====== EXERCISE MATERIAL

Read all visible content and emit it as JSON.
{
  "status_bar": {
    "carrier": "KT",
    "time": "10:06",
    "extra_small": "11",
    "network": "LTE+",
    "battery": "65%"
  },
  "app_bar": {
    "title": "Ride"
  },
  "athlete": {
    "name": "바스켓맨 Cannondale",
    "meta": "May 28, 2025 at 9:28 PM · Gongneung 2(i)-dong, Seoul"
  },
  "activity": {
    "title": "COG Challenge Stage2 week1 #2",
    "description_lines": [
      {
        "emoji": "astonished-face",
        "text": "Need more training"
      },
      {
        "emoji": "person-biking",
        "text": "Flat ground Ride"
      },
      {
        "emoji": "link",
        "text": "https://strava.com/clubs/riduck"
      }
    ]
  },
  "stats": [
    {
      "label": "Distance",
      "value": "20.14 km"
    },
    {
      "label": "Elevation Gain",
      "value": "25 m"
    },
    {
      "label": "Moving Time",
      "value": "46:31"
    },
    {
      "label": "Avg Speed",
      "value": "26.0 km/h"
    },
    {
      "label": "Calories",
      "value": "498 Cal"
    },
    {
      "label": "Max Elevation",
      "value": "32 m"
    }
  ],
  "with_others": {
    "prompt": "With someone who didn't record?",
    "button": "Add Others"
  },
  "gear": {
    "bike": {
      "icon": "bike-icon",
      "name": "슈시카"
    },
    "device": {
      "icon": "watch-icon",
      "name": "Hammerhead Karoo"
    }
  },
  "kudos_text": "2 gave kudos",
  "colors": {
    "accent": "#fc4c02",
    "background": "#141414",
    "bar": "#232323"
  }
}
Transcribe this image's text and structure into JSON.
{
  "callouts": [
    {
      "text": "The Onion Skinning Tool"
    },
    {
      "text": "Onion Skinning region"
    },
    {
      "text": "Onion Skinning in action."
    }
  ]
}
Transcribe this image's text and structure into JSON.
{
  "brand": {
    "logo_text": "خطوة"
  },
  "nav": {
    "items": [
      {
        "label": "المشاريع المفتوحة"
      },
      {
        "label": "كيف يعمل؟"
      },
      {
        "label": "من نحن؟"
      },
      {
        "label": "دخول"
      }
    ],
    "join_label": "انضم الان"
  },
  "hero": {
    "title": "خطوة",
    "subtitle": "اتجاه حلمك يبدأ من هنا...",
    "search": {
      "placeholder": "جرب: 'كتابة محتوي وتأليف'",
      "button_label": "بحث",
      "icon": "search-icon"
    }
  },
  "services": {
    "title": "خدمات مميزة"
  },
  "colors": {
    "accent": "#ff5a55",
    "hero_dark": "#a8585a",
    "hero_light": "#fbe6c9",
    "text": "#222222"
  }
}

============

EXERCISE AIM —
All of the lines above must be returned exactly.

FINISHED EXERCISE —
Read all visible content and emit it as JSON.
{
  "status_bar": {
    "carrier": "KT",
    "time": "10:06",
    "extra_small": "11",
    "network": "LTE+",
    "battery": "65%"
  },
  "app_bar": {
    "title": "Ride"
  },
  "athlete": {
    "name": "바스켓맨 Cannondale",
    "meta": "May 28, 2025 at 9:28 PM · Gongneung 2(i)-dong, Seoul"
  },
  "activity": {
    "title": "COG Challenge Stage2 week1 #2",
    "description_lines": [
      {
        "emoji": "astonished-face",
        "text": "Need more training"
      },
      {
        "emoji": "person-biking",
        "text": "Flat ground Ride"
      },
      {
        "emoji": "link",
        "text": "https://strava.com/clubs/riduck"
      }
    ]
  },
  "stats": [
    {
      "label": "Distance",
      "value": "20.14 km"
    },
    {
      "label": "Elevation Gain",
      "value": "25 m"
    },
    {
      "label": "Moving Time",
      "value": "46:31"
    },
    {
      "label": "Avg Speed",
      "value": "26.0 km/h"
    },
    {
      "label": "Calories",
      "value": "498 Cal"
    },
    {
      "label": "Max Elevation",
      "value": "32 m"
    }
  ],
  "with_others": {
    "prompt": "With someone who didn't record?",
    "button": "Add Others"
  },
  "gear": {
    "bike": {
      "icon": "bike-icon",
      "name": "슈시카"
    },
    "device": {
      "icon": "watch-icon",
      "name": "Hammerhead Karoo"
    }
  },
  "kudos_text": "2 gave kudos",
  "colors": {
    "accent": "#fc4c02",
    "background": "#141414",
    "bar": "#232323"
  }
}
Transcribe this image's text and structure into JSON.
{
  "callouts": [
    {
      "text": "The Onion Skinning Tool"
    },
    {
      "text": "Onion Skinning region"
    },
    {
      "text": "Onion Skinning in action."
    }
  ]
}
Transcribe this image's text and structure into JSON.
{
  "brand": {
    "logo_text": "خطوة"
  },
  "nav": {
    "items": [
      {
        "label": "المشاريع المفتوحة"
      },
      {
        "label": "كيف يعمل؟"
      },
      {
        "label": "من نحن؟"
      },
      {
        "label": "دخول"
      }
    ],
    "join_label": "انضم الان"
  },
  "hero": {
    "title": "خطوة",
    "subtitle": "اتجاه حلمك يبدأ من هنا...",
    "search": {
      "placeholder": "جرب: 'كتابة محتوي وتأليف'",
      "button_label": "بحث",
      "icon": "search-icon"
    }
  },
  "services": {
    "title": "خدمات مميزة"
  },
  "colors": {
    "accent": "#ff5a55",
    "hero_dark": "#a8585a",
    "hero_light": "#fbe6c9",
    "text": "#222222"
  }
}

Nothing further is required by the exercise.